Recently, I interviewed Cristian about his life as an artist and his connection to the Oaxacan coast. It’s hard to tell whether Cristian is more artist or political activist. He certainly uses his art as a medium to bring important socio-political topics to the public eye. However, I got the impression that Cristian wouldn’t really consider himself an activist. It’s clear from his creations that he has the soul of an artist that just so happens to have a strong social consciousness.
Whether his art appears on paper, canvas, or urban streets, it’s making a global impact and calling people to take notice, not just of his work, but also of the world around them and their fellow human beings. Continue reading Interview with Cristian Pineda Flores
“Tragedy is the greatest art form of all. It gives us the courage to continue with our life by exposing us to the pain of life. It is unsentimental, it takes us seriously as human beings, it is not condescending. Paradoxically, by seeing pain we are made greater, it becomes a need.”
― Howard Barker
So much has happened since I sat down to write my last editorial for The Eye at the end of August. We have had several earthquakes that devastated areas of Oaxaca and CDMX – so many harrowing stories of loss. Continue reading Editor’s Letter
By Brooke Gazer
When I think about traditional Mexican design, the first image that pops into my head is a huge terra cotta pot filled with plants. This may be a personal bias because I was a potter in a former life. I learned to pot on an electric wheel, never advancing beyond a large salad bowl or a two-liter casserole. Few potters do because it takes so much upper body strength and energy to handle more clay, even if it is added in segments.
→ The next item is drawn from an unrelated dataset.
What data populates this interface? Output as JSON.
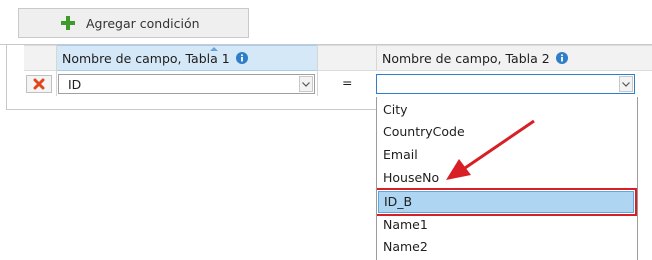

This makes me I appreciate the amount of work and skill that goes into throwing those enormous pieces. Continue reading Potters of Ixtaltepec